A few weeks ago I updated Hal to Ubuntu 11.10 (Oneiric Ocelot). This was relatively easy because Hal was already at 11.04, allowing me to do a distribution update from the update manager. Our other Linux box, harlie, was running Ubuntu 10.10, so that option wasn't available unless I updated first to 11.04 and then to 11.10. Instead, I downloaded 11.10 to a CD, and did an install more or less for scratch.
Now, mind you, the Ocelot has what are supposedly a lot of nifty features, including the not-quite-Mac-like-enough-to-be-sued (you might want to ask Google about that) Unity desktop interface. And, if you don't like Unity, you can get Gnome 3! I didn't really want any of that. What I wanted was a machine that had all the modern software but looked and acted exactly like the old Ubuntu. I didn't quite get that, but I came pretty close.
BUT: This release of Ubuntu sets computing back at least 10 years. In the effort to make everything super friendly, they have dumbed down the user interface so much that you MUST use the command line to make even the simplest changes: For example, up through 11.04 you could easily change theme colors through a GUI widget. This is an appropriate use of the GUI, you can see what the current colors are, select the colors you want, and if they aren't right you can fix them right then and there. But now, guess what? THE ONLY WAY TO CHANGE THEME COLORS IS TO EDIT A FRAKIN' TEXT FILE. AS THE SUPERUSER! (I only shout because I'm mad.) This is (pick one):
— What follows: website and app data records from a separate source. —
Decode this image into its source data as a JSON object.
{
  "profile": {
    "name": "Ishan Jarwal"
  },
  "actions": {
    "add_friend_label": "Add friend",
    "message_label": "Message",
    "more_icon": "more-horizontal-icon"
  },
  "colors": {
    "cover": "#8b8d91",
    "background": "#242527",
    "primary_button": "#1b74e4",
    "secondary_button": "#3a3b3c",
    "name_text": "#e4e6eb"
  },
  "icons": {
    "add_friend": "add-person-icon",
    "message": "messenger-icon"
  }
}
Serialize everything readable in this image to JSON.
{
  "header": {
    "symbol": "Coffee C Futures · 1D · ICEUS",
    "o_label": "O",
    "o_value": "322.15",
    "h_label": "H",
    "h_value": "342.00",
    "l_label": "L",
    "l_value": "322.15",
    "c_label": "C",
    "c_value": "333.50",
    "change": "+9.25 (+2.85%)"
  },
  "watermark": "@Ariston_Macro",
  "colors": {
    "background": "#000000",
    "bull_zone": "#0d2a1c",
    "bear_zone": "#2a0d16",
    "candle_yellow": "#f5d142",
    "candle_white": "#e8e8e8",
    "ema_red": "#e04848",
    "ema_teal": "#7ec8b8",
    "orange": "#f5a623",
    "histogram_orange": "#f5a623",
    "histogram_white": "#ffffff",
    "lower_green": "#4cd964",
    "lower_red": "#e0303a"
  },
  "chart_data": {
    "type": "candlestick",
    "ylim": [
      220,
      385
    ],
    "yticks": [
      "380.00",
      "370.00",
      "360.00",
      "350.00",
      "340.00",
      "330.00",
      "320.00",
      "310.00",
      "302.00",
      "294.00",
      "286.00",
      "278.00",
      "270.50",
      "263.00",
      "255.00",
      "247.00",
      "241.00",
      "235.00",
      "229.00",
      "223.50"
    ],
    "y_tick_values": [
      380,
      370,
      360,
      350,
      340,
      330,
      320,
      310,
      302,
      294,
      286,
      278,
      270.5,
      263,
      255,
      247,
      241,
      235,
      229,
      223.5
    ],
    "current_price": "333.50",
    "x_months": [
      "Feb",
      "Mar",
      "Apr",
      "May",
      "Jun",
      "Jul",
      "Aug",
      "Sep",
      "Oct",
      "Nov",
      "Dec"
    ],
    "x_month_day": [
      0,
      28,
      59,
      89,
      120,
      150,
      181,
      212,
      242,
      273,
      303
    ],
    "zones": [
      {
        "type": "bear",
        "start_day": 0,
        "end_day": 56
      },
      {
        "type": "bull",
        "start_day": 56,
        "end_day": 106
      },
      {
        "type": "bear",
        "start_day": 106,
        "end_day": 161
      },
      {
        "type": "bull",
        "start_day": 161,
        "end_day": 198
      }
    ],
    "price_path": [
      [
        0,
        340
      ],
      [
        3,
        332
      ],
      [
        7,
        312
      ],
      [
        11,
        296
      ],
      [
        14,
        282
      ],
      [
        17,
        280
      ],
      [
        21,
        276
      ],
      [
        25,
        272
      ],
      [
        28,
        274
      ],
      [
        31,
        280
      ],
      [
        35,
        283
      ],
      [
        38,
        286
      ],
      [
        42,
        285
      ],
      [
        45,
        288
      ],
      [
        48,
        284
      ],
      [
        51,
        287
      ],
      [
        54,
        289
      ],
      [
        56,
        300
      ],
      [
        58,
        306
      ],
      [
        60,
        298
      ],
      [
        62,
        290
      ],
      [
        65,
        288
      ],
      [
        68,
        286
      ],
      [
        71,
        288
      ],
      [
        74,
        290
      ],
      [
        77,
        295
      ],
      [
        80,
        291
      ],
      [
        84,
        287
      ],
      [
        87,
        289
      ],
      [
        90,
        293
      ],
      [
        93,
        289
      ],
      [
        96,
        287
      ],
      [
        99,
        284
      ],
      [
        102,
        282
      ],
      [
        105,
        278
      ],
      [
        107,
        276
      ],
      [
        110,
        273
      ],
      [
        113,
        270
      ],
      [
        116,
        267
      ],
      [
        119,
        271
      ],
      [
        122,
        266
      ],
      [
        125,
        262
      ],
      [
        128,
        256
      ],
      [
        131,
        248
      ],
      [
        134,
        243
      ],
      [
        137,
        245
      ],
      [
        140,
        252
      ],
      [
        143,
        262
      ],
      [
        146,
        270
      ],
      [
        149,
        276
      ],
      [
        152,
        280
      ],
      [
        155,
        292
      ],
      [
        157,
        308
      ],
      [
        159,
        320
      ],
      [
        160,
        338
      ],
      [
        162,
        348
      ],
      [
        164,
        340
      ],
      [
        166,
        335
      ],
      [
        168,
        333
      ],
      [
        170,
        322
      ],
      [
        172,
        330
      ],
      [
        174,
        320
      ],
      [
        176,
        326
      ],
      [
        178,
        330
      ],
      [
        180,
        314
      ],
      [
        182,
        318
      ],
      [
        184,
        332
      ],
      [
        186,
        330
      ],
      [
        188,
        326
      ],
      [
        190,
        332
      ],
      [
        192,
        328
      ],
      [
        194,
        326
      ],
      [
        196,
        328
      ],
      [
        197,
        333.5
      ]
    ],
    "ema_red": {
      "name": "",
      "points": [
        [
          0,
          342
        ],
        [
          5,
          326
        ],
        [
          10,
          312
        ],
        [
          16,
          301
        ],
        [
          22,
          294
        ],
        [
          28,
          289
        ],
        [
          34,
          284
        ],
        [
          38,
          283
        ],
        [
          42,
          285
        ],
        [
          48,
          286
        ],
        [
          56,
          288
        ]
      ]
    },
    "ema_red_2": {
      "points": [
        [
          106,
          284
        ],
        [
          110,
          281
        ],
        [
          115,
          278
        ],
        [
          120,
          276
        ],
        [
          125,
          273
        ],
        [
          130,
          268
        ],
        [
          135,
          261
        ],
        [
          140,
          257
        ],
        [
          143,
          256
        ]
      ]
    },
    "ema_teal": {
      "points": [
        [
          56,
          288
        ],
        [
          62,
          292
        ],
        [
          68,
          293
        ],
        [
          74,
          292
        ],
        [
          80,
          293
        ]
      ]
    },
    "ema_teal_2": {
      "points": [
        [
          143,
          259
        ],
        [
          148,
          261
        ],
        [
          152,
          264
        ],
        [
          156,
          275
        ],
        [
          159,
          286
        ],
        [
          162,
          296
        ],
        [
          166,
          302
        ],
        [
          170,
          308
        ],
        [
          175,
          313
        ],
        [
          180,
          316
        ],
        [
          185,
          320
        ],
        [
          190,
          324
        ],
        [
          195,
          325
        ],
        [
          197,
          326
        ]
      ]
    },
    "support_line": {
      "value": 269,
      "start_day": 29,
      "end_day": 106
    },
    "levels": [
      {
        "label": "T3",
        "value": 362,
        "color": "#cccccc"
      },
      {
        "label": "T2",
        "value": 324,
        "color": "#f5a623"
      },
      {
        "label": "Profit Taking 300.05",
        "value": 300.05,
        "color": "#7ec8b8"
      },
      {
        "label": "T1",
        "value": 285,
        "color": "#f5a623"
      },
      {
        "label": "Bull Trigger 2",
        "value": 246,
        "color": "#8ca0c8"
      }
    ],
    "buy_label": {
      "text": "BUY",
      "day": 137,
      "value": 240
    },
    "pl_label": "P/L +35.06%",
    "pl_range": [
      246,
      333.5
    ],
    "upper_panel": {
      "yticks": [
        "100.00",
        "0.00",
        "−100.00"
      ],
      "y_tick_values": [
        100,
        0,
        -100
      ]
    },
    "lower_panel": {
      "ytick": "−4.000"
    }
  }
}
- So stupidly idiotic that one expects that there must be a malevolent being doing this, someone who wants everyone to throw up their hands in exasperation and switch to OS X. Or worse, Windows 8.
And this kind of idiocy exists all over the place: Things that were easy to do before are now hidden. Usually you have to edit a text file that hasn't appreciably changed since 1999. OK, I can do that, but until last month I didn't have to. Hence my frustration.
The worst of it is, this isn't just Ubuntu, a lot of the changes are driven by Gnome 3. It's enough to drive one back to the ugliness that is FVWM, where at least you know you have to edit menus going in.
But not just yet. Click below to see how I overcame the obstacles, at least so far.